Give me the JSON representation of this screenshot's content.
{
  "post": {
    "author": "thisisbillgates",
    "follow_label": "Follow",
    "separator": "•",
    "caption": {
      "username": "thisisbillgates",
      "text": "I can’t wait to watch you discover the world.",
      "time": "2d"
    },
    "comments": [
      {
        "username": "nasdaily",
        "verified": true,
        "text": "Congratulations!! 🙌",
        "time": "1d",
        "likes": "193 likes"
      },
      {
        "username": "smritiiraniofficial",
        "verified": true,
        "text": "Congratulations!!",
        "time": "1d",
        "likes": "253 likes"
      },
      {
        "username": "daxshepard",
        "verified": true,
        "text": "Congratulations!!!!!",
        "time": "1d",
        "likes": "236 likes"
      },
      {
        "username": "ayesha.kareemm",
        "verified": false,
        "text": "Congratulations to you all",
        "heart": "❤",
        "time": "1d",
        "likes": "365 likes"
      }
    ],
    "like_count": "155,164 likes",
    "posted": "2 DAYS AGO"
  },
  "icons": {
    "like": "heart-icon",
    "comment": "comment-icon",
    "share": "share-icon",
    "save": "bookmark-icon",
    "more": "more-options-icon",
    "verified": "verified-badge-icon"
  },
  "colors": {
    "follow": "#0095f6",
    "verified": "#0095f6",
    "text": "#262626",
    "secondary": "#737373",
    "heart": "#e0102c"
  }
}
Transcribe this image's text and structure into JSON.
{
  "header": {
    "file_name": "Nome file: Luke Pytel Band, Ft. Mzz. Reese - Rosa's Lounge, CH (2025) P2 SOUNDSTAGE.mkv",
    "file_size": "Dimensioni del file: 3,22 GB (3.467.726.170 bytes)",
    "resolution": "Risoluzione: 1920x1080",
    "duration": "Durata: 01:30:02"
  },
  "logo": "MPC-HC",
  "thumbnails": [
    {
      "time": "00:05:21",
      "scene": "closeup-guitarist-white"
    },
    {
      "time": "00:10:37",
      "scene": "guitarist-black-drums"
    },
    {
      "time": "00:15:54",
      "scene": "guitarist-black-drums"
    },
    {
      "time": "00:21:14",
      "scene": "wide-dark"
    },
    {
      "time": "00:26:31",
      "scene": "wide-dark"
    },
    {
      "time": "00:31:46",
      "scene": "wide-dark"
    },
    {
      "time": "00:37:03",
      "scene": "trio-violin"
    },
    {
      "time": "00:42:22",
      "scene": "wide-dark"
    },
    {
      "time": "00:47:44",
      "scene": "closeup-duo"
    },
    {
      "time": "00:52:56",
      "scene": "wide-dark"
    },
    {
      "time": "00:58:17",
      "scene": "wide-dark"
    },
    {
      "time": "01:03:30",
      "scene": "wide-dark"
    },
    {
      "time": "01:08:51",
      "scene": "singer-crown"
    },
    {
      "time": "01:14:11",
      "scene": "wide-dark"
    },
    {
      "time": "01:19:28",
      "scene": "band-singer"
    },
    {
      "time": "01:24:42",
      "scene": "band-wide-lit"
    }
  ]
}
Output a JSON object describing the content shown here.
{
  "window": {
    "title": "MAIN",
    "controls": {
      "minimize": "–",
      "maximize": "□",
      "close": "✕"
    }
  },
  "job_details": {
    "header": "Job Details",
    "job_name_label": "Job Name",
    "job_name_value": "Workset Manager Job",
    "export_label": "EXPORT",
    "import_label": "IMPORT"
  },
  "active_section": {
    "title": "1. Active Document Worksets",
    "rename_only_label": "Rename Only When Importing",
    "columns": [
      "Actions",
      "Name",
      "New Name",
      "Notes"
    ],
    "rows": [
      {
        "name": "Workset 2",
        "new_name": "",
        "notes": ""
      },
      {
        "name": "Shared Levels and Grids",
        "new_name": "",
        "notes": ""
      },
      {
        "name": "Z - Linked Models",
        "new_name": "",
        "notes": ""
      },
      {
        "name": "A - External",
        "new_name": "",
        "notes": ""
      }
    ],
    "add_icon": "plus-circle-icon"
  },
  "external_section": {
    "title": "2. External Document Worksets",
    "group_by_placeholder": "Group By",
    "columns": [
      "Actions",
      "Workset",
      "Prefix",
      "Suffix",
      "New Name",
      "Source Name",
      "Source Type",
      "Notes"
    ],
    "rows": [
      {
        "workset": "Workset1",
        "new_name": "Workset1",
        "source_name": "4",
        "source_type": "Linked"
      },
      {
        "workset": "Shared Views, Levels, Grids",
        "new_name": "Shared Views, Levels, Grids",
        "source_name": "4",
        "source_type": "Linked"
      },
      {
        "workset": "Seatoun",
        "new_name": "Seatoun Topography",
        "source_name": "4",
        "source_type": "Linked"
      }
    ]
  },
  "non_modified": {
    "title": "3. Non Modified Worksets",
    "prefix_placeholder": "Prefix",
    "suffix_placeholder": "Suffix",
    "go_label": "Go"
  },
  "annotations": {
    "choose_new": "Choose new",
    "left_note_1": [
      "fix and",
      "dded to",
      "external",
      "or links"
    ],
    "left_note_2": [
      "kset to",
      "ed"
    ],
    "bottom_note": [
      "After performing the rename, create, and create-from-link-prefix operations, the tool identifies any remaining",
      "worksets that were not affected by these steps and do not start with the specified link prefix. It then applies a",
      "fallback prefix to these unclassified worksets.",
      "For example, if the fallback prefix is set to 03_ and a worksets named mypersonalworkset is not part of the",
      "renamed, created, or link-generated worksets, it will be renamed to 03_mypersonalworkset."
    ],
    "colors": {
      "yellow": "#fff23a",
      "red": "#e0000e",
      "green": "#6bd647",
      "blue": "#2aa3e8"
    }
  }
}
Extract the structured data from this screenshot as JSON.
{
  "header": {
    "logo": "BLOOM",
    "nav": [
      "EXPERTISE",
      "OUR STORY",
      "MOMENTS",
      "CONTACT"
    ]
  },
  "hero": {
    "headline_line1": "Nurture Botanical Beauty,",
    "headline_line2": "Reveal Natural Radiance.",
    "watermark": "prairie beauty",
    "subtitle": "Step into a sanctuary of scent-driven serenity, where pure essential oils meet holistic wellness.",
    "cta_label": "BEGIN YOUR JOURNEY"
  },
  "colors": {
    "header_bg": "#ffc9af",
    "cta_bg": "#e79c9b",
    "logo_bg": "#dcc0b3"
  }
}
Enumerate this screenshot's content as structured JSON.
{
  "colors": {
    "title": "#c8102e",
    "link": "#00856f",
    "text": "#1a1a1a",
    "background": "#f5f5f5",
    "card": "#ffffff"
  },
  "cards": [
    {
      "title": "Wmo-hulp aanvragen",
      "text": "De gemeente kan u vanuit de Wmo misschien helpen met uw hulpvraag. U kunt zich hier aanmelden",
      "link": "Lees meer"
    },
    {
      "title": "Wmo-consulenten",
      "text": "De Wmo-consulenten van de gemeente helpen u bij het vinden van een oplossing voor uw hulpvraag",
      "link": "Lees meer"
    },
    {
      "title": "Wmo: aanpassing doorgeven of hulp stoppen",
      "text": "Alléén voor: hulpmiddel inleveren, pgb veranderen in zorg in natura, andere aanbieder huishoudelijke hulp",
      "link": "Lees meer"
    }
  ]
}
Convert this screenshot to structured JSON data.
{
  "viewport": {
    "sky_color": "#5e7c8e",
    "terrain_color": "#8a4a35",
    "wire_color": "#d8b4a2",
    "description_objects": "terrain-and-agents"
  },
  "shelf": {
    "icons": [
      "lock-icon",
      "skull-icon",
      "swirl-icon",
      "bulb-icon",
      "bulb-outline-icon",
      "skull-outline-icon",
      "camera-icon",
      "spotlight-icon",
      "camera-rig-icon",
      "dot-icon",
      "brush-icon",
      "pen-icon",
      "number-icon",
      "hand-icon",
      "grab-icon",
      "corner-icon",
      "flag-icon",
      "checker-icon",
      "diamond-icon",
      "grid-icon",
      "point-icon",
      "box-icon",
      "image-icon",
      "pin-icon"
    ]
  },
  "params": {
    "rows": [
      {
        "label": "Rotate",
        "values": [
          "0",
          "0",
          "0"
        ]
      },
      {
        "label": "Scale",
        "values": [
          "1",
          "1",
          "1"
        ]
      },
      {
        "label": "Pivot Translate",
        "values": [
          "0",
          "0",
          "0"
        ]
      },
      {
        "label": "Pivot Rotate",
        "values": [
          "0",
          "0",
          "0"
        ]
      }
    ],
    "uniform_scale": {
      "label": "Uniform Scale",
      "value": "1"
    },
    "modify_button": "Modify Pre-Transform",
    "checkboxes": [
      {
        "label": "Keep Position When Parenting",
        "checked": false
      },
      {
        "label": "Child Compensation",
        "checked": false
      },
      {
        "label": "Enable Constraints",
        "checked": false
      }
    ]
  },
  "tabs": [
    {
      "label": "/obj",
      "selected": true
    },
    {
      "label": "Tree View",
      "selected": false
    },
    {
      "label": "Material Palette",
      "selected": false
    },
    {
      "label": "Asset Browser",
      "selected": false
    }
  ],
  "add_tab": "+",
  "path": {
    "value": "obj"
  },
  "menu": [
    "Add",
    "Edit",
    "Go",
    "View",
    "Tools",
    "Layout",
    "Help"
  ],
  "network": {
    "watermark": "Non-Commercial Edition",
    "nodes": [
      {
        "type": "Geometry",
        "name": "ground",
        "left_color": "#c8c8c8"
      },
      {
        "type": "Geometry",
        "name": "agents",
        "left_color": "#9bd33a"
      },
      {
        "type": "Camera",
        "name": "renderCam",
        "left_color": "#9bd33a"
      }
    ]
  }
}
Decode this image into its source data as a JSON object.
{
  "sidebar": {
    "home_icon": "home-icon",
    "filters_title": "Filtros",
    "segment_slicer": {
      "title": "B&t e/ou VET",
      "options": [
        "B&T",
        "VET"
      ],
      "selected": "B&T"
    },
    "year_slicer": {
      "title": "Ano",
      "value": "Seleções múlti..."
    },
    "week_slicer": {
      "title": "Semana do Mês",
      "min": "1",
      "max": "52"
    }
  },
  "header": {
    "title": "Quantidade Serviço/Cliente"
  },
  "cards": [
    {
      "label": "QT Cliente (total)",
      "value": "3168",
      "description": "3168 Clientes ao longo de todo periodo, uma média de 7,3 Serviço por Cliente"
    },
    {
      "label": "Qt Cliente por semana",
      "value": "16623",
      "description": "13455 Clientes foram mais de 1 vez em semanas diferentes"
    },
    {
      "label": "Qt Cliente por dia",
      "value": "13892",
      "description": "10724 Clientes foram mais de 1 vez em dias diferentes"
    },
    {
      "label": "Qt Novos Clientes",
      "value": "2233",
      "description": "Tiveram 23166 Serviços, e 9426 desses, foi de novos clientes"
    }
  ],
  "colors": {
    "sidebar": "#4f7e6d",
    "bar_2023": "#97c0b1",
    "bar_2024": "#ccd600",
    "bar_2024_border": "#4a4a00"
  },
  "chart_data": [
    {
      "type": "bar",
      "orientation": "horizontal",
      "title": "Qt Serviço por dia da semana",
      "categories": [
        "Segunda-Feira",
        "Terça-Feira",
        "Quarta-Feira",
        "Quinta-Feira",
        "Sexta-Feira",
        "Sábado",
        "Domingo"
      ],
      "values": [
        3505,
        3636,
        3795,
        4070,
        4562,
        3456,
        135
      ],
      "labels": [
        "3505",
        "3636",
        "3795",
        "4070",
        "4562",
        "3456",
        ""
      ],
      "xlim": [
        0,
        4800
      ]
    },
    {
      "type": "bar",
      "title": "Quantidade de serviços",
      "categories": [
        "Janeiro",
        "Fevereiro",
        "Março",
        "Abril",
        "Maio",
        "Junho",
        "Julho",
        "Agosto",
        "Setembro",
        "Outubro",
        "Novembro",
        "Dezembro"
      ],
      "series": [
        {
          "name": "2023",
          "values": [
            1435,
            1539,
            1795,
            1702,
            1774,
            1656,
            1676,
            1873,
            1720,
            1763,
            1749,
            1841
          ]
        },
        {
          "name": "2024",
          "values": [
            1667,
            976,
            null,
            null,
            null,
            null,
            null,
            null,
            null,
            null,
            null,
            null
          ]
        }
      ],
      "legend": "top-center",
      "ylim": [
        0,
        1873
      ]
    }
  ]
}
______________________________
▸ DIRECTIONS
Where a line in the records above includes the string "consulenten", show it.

▸ PROBLEM SOLUTION
      "title": "Wmo-consulenten",
      "text": "De Wmo-consulenten van de gemeente helpen u bij het vinden van een oplossing voor uw hulpvraag",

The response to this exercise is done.